▶ [DATA IN THIS EXERCISE]
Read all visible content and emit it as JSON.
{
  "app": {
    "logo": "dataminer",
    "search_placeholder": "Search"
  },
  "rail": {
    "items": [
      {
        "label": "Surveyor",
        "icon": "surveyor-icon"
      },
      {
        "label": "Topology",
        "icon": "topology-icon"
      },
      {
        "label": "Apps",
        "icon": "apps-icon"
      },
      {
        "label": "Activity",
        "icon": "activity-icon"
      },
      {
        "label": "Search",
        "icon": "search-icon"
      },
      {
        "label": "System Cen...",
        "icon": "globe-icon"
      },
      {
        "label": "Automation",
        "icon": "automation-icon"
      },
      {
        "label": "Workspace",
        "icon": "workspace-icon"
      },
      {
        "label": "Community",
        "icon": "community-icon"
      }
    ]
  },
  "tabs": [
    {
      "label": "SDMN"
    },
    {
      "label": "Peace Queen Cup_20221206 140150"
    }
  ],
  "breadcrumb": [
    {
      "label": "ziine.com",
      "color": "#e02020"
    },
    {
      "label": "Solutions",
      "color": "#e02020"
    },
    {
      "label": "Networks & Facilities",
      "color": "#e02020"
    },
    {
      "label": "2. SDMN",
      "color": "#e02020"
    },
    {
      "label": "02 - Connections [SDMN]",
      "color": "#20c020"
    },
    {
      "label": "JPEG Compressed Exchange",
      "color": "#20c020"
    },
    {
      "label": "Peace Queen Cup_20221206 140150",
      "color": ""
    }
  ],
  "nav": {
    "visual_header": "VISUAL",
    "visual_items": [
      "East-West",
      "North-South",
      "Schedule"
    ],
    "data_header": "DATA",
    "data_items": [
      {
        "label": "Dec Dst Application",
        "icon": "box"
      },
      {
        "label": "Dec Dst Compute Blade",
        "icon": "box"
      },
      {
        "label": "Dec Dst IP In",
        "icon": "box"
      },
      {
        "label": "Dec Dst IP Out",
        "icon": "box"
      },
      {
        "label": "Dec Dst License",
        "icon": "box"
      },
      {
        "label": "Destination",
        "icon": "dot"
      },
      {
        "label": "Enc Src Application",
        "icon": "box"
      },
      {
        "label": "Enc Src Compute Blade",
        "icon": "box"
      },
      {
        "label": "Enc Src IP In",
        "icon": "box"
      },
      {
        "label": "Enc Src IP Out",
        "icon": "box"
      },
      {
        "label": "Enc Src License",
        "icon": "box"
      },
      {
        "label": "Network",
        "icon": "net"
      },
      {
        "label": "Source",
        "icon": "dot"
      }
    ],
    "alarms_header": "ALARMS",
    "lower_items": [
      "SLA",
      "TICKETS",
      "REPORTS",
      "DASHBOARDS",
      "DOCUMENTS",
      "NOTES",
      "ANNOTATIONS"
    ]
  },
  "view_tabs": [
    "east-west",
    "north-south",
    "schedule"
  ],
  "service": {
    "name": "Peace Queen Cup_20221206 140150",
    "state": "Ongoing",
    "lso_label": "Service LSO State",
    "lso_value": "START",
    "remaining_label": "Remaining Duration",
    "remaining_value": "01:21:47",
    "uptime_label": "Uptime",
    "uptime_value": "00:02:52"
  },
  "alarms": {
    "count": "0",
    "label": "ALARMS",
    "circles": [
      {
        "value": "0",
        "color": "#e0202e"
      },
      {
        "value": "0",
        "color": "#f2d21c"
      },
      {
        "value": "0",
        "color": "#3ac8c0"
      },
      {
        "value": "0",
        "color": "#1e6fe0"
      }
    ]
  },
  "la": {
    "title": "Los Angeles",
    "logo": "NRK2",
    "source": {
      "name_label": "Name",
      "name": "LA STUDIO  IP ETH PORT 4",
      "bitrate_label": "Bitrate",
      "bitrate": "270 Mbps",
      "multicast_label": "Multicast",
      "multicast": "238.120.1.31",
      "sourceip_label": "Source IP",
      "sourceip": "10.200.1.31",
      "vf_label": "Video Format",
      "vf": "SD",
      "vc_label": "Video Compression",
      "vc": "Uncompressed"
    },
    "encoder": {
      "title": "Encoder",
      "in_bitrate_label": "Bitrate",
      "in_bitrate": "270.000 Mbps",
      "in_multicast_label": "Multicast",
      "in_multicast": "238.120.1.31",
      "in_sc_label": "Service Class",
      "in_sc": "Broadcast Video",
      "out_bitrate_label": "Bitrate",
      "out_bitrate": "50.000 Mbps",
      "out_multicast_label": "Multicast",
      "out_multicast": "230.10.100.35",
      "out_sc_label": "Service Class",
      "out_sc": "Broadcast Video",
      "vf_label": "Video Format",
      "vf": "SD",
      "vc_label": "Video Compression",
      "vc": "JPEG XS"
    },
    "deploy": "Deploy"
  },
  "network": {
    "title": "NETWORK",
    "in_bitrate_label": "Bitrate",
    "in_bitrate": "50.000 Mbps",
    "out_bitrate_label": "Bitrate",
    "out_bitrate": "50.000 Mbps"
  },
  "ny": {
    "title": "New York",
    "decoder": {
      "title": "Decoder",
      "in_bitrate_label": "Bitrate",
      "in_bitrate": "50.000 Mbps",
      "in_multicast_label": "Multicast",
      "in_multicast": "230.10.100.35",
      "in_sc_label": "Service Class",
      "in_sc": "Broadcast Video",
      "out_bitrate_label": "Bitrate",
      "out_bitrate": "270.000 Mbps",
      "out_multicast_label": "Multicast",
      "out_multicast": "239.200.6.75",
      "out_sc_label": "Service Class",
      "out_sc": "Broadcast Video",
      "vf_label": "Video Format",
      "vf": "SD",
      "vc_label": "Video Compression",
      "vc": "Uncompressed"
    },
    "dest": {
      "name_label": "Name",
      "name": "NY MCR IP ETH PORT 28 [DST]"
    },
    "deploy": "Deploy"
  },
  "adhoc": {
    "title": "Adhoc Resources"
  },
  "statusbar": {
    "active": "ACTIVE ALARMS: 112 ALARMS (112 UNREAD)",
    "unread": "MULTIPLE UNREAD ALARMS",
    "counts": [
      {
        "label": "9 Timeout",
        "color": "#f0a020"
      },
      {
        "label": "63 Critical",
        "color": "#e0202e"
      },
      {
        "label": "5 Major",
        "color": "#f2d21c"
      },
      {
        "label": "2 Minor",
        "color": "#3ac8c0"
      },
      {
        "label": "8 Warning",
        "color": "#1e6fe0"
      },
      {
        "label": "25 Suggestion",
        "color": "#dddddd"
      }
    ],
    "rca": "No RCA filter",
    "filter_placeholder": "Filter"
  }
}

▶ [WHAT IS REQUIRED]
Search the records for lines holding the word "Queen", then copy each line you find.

▶ [SOLVED PROBLEM]
      "label": "Peace Queen Cup_20221206 140150"
      "label": "Peace Queen Cup_20221206 140150",
    "name": "Peace Queen Cup_20221206 140150",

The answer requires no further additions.